Required action
Each entry that follows should be given again word for word; please leave out its pictures.

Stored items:
┌────────

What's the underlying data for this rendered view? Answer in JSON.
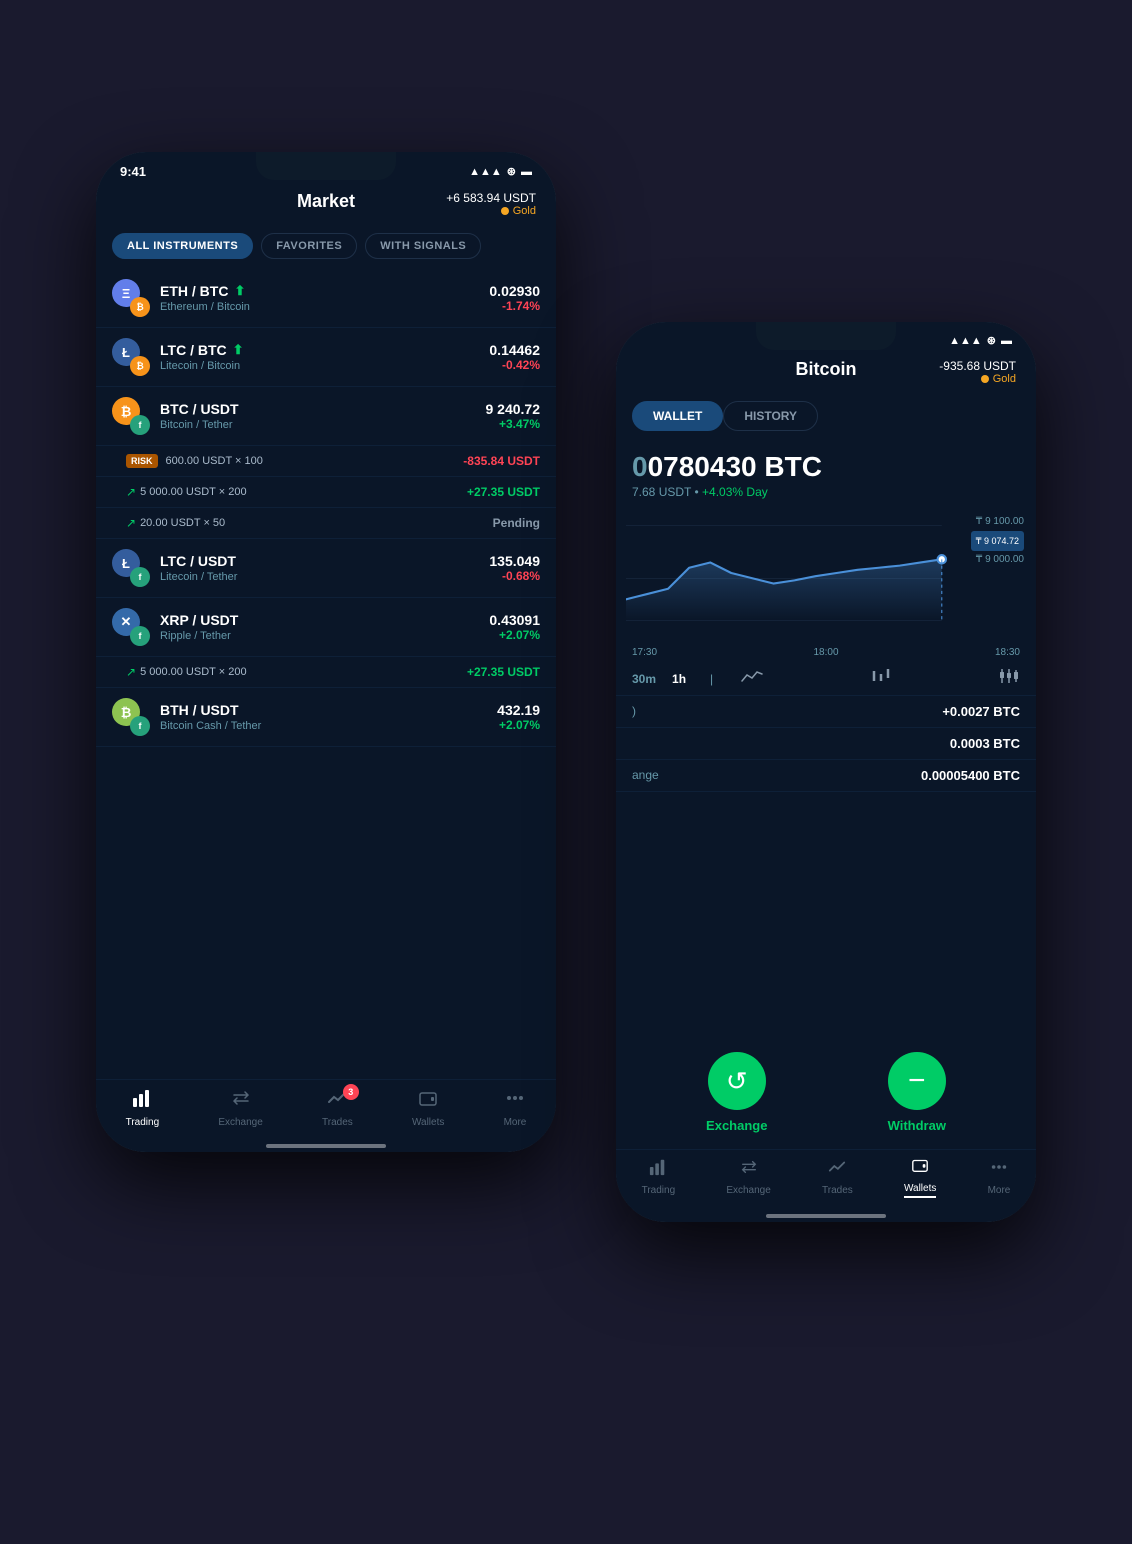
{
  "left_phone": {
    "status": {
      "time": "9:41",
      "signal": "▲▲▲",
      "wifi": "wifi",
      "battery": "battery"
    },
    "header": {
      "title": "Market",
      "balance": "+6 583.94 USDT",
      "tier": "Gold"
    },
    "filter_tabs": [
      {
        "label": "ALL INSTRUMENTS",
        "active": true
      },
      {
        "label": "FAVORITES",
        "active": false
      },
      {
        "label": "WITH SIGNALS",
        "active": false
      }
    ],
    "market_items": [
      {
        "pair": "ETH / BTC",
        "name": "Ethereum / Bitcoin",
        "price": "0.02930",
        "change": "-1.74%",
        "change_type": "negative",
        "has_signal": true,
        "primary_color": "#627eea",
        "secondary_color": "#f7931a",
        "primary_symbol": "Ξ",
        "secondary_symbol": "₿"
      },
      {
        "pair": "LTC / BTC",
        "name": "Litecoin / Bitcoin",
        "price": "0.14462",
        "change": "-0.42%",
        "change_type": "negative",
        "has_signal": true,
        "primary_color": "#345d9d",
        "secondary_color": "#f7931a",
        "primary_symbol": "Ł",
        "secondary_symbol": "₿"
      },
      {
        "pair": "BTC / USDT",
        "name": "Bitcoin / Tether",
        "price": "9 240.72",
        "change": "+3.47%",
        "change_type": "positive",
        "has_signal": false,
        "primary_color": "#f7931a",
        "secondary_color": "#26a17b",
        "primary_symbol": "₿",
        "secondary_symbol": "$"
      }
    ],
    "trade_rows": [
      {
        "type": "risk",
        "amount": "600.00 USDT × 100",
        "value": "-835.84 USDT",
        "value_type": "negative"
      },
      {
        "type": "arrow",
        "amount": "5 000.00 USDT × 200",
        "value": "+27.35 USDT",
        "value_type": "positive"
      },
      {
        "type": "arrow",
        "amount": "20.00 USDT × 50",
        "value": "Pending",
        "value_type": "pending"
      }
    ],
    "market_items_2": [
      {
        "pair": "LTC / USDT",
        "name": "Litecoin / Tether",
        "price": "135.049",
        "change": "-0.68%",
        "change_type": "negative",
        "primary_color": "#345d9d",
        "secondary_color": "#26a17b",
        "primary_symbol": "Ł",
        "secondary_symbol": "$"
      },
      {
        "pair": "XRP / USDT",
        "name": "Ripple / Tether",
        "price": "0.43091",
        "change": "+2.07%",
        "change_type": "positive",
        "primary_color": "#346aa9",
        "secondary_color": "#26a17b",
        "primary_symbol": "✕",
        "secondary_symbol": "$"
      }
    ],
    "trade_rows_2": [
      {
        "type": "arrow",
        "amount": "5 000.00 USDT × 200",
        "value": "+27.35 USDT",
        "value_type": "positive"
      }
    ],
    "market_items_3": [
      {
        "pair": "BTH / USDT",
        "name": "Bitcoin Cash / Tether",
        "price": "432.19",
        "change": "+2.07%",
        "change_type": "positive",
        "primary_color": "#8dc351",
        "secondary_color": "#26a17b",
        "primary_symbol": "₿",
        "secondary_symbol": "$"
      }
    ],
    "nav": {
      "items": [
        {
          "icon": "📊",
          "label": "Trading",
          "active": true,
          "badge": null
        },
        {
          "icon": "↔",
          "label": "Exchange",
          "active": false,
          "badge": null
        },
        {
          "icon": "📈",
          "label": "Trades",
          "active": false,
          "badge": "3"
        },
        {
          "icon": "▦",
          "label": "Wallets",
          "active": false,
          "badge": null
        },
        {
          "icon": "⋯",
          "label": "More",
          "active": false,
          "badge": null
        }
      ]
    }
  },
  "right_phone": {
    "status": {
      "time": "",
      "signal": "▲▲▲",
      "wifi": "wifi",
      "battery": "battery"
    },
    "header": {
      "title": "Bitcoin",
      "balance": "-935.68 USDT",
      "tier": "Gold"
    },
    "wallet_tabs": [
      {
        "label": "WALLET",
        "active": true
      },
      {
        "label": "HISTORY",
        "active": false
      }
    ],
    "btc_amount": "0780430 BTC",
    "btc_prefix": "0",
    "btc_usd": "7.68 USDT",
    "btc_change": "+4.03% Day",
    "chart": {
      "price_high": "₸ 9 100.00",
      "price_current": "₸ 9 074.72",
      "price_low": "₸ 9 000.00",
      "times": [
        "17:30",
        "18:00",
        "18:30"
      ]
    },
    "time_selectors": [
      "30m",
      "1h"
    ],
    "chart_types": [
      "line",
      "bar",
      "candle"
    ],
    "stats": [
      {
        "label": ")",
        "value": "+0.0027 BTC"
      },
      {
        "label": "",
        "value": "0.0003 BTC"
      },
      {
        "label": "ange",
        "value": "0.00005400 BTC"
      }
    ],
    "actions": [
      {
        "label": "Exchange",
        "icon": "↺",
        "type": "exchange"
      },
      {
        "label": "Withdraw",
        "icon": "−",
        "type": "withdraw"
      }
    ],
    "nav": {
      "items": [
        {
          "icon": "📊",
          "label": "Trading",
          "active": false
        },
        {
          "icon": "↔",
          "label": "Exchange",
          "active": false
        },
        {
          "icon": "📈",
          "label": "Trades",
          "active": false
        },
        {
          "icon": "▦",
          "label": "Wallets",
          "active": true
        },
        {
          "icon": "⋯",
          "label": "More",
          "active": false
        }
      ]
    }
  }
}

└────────

Task result
What's the underlying data for this rendered view? Answer in JSON.
{
  "left_phone": {
    "status": {
      "time": "9:41",
      "signal": "▲▲▲",
      "wifi": "wifi",
      "battery": "battery"
    },
    "header": {
      "title": "Market",
      "balance": "+6 583.94 USDT",
      "tier": "Gold"
    },
    "filter_tabs": [
      {
        "label": "ALL INSTRUMENTS",
        "active": true
      },
      {
        "label": "FAVORITES",
        "active": false
      },
      {
        "label": "WITH SIGNALS",
        "active": false
      }
    ],
    "market_items": [
      {
        "pair": "ETH / BTC",
        "name": "Ethereum / Bitcoin",
        "price": "0.02930",
        "change": "-1.74%",
        "change_type": "negative",
        "has_signal": true,
        "primary_color": "#627eea",
        "secondary_color": "#f7931a",
        "primary_symbol": "Ξ",
        "secondary_symbol": "₿"
      },
      {
        "pair": "LTC / BTC",
        "name": "Litecoin / Bitcoin",
        "price": "0.14462",
        "change": "-0.42%",
        "change_type": "negative",
        "has_signal": true,
        "primary_color": "#345d9d",
        "secondary_color": "#f7931a",
        "primary_symbol": "Ł",
        "secondary_symbol": "₿"
      },
      {
        "pair": "BTC / USDT",
        "name": "Bitcoin / Tether",
        "price": "9 240.72",
        "change": "+3.47%",
        "change_type": "positive",
        "has_signal": false,
        "primary_color": "#f7931a",
        "secondary_color": "#26a17b",
        "primary_symbol": "₿",
        "secondary_symbol": "$"
      }
    ],
    "trade_rows": [
      {
        "type": "risk",
        "amount": "600.00 USDT × 100",
        "value": "-835.84 USDT",
        "value_type": "negative"
      },
      {
        "type": "arrow",
        "amount": "5 000.00 USDT × 200",
        "value": "+27.35 USDT",
        "value_type": "positive"
      },
      {
        "type": "arrow",
        "amount": "20.00 USDT × 50",
        "value": "Pending",
        "value_type": "pending"
      }
    ],
    "market_items_2": [
      {
        "pair": "LTC / USDT",
        "name": "Litecoin / Tether",
        "price": "135.049",
        "change": "-0.68%",
        "change_type": "negative",
        "primary_color": "#345d9d",
        "secondary_color": "#26a17b",
        "primary_symbol": "Ł",
        "secondary_symbol": "$"
      },
      {
        "pair": "XRP / USDT",
        "name": "Ripple / Tether",
        "price": "0.43091",
        "change": "+2.07%",
        "change_type": "positive",
        "primary_color": "#346aa9",
        "secondary_color": "#26a17b",
        "primary_symbol": "✕",
        "secondary_symbol": "$"
      }
    ],
    "trade_rows_2": [
      {
        "type": "arrow",
        "amount": "5 000.00 USDT × 200",
        "value": "+27.35 USDT",
        "value_type": "positive"
      }
    ],
    "market_items_3": [
      {
        "pair": "BTH / USDT",
        "name": "Bitcoin Cash / Tether",
        "price": "432.19",
        "change": "+2.07%",
        "change_type": "positive",
        "primary_color": "#8dc351",
        "secondary_color": "#26a17b",
        "primary_symbol": "₿",
        "secondary_symbol": "$"
      }
    ],
    "nav": {
      "items": [
        {
          "icon": "📊",
          "label": "Trading",
          "active": true,
          "badge": null
        },
        {
          "icon": "↔",
          "label": "Exchange",
          "active": false,
          "badge": null
        },
        {
          "icon": "📈",
          "label": "Trades",
          "active": false,
          "badge": "3"
        },
        {
          "icon": "▦",
          "label": "Wallets",
          "active": false,
          "badge": null
        },
        {
          "icon": "⋯",
          "label": "More",
          "active": false,
          "badge": null
        }
      ]
    }
  },
  "right_phone": {
    "status": {
      "time": "",
      "signal": "▲▲▲",
      "wifi": "wifi",
      "battery": "battery"
    },
    "header": {
      "title": "Bitcoin",
      "balance": "-935.68 USDT",
      "tier": "Gold"
    },
    "wallet_tabs": [
      {
        "label": "WALLET",
        "active": true
      },
      {
        "label": "HISTORY",
        "active": false
      }
    ],
    "btc_amount": "0780430 BTC",
    "btc_prefix": "0",
    "btc_usd": "7.68 USDT",
    "btc_change": "+4.03% Day",
    "chart": {
      "price_high": "₸ 9 100.00",
      "price_current": "₸ 9 074.72",
      "price_low": "₸ 9 000.00",
      "times": [
        "17:30",
        "18:00",
        "18:30"
      ]
    },
    "time_selectors": [
      "30m",
      "1h"
    ],
    "chart_types": [
      "line",
      "bar",
      "candle"
    ],
    "stats": [
      {
        "label": ")",
        "value": "+0.0027 BTC"
      },
      {
        "label": "",
        "value": "0.0003 BTC"
      },
      {
        "label": "ange",
        "value": "0.00005400 BTC"
      }
    ],
    "actions": [
      {
        "label": "Exchange",
        "icon": "↺",
        "type": "exchange"
      },
      {
        "label": "Withdraw",
        "icon": "−",
        "type": "withdraw"
      }
    ],
    "nav": {
      "items": [
        {
          "icon": "📊",
          "label": "Trading",
          "active": false
        },
        {
          "icon": "↔",
          "label": "Exchange",
          "active": false
        },
        {
          "icon": "📈",
          "label": "Trades",
          "active": false
        },
        {
          "icon": "▦",
          "label": "Wallets",
          "active": true
        },
        {
          "icon": "⋯",
          "label": "More",
          "active": false
        }
      ]
    }
  }
}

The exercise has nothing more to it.